Crompton Place is just a stellar example of the kinds of development projects that work to create thriving neighborhoods and a thriving city for the following reasons:
- Creative and adaptive reuse of an historic property: Dino and Robin Larusso purchased the historic Crompton Loom Works, a former industrial textile mill, in 2007 with a vision of what this could be on its own and linked to a neighborhood, the Canal District, which was on the move
- They had a vision of a mixed-use development combining retail and service businesses, an artisanal bread bakery, a nonprofit home-ownership center, the Blackstone Canal Historical Museum and residential units in the process of being developed on the top floor. A Jane Jacobs ideal: retail on the lower floors and apartments on the top
- Small-scale development: Many larger development projects are infused with public monies. Crompton Place celebrates the efforts of those hardy souls, the small-scale developers who rely on their own grit and most of their own financial reserves to make it happen.
- Incremental pace of development: I first met Dino Larusso last year when he was personally laying the bricks for the patio out back. It reminded me of the work that Jane and Bob Jacobs put into their brownstone on Hudson Street [in New York]. … Little by little. Brick by brick. Compare that to the large mega-projects characterized by the mighty work of many bulldozers.
- Celebration and promotion of small, locally owned businesses: Let’s give a shout out to the tenants here: Crompton Collective, which showcases the wares of local antique and craft vendors; Seed to Stem, BirchTree Bread Co., hub of a meeting spot for so many of us and a place to eat fine breads, listen to local musicians, see local art displayed; the barbershop, home-ownership center, and a space where local farmers can peddle their freshly grown produce at the weekly farmers market.
- Importance of locally owned: Dino and Robin are not outside developers with few ties to the city. They were born and raised here, and they actually live on site. It doesn’t get more locally owned than that!
- Project integration and enhancer of “walkability” within the Canal District neighborhood: Crompton is the neighborhood hotspot hosting weekly Canal District Farmers Markets, free summer Thursday evening outdoor music concerts and free horse and wagon tours led by local high school students trained to narrate the history of the neighborhood and the Blackstone Canal. This project does not function on its own but is a part of the intricate web of neighborhood life within the Canal District.
One last story:
When I was dropping off the Polar seltzer water and Table Talk pies, Dino and I got into a conversation about parking. Although another development project is online for the far end of the property, he was not worried about parking at all. There will still be parking on site plus there is also street parking.
“Ideally, great neighborhoods don’t have tons of parking,” he said. In this core of the Canal District, there should be parking on the outskirts so people can walk around more within the neighborhood. I got a big smile on my face.

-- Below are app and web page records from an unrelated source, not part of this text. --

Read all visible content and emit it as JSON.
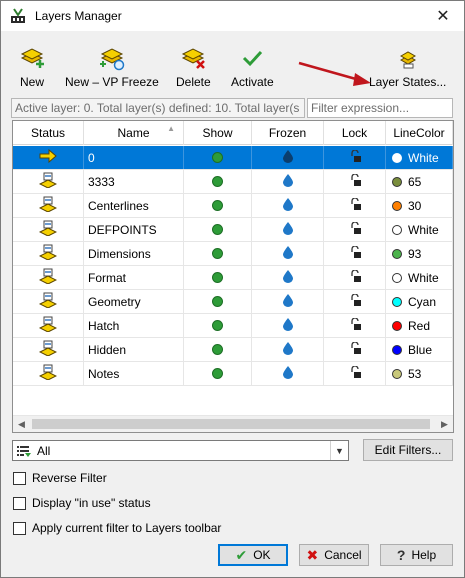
{
  "window": {
    "title": "Layers Manager",
    "close_glyph": "✕"
  },
  "toolbar": {
    "new_label": "New",
    "new_vp_freeze_label": "New – VP Freeze",
    "delete_label": "Delete",
    "activate_label": "Activate",
    "layer_states_label": "Layer States..."
  },
  "info": {
    "status_text": "Active layer: 0. Total layer(s) defined: 10. Total layer(s",
    "filter_placeholder": "Filter expression..."
  },
  "table": {
    "columns": [
      "Status",
      "Name",
      "Show",
      "Frozen",
      "Lock",
      "LineColor"
    ],
    "rows": [
      {
        "name": "0",
        "color_name": "White",
        "swatch": "#ffffff",
        "active": true,
        "selected": true
      },
      {
        "name": "3333",
        "color_name": "65",
        "swatch": "#7a8e3c"
      },
      {
        "name": "Centerlines",
        "color_name": "30",
        "swatch": "#ff8000"
      },
      {
        "name": "DEFPOINTS",
        "color_name": "White",
        "swatch": "#ffffff"
      },
      {
        "name": "Dimensions",
        "color_name": "93",
        "swatch": "#4cb34c"
      },
      {
        "name": "Format",
        "color_name": "White",
        "swatch": "#ffffff"
      },
      {
        "name": "Geometry",
        "color_name": "Cyan",
        "swatch": "#00ffff"
      },
      {
        "name": "Hatch",
        "color_name": "Red",
        "swatch": "#ff0000"
      },
      {
        "name": "Hidden",
        "color_name": "Blue",
        "swatch": "#0000ff"
      },
      {
        "name": "Notes",
        "color_name": "53",
        "swatch": "#c8c87a"
      }
    ]
  },
  "filter": {
    "selected": "All",
    "edit_filters_label": "Edit Filters..."
  },
  "options": {
    "reverse_filter": "Reverse Filter",
    "display_in_use": "Display \"in use\" status",
    "apply_current_filter": "Apply current filter to Layers toolbar"
  },
  "buttons": {
    "ok": "OK",
    "cancel": "Cancel",
    "help": "Help"
  },
  "colors": {
    "selection": "#0078d7",
    "annotation_arrow": "#c0161d"
  }
}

“Wow, Dino, you really are a Jane Jacobs in the Woo.”
Jane Jacobs In The Woo was pleased to present the 2017 Jane Award to Crompton Place as a shining example in our city of a development project that spearheads the revitalization of the city of Worcester, a project that results in the peopling of the streets and the locus of community activity.
Joyce Mandell has worn many hats – mom, community organizer, sociologist, community development specialist, urban studies professor. She has lived in Worcester more than 20 years and first moved to the East Side when she served as the economic development director of Oak Hill Community Development Corporation. She believes in the potential of Worcester, the power of praxis and the truth to be found both in stories and stillness.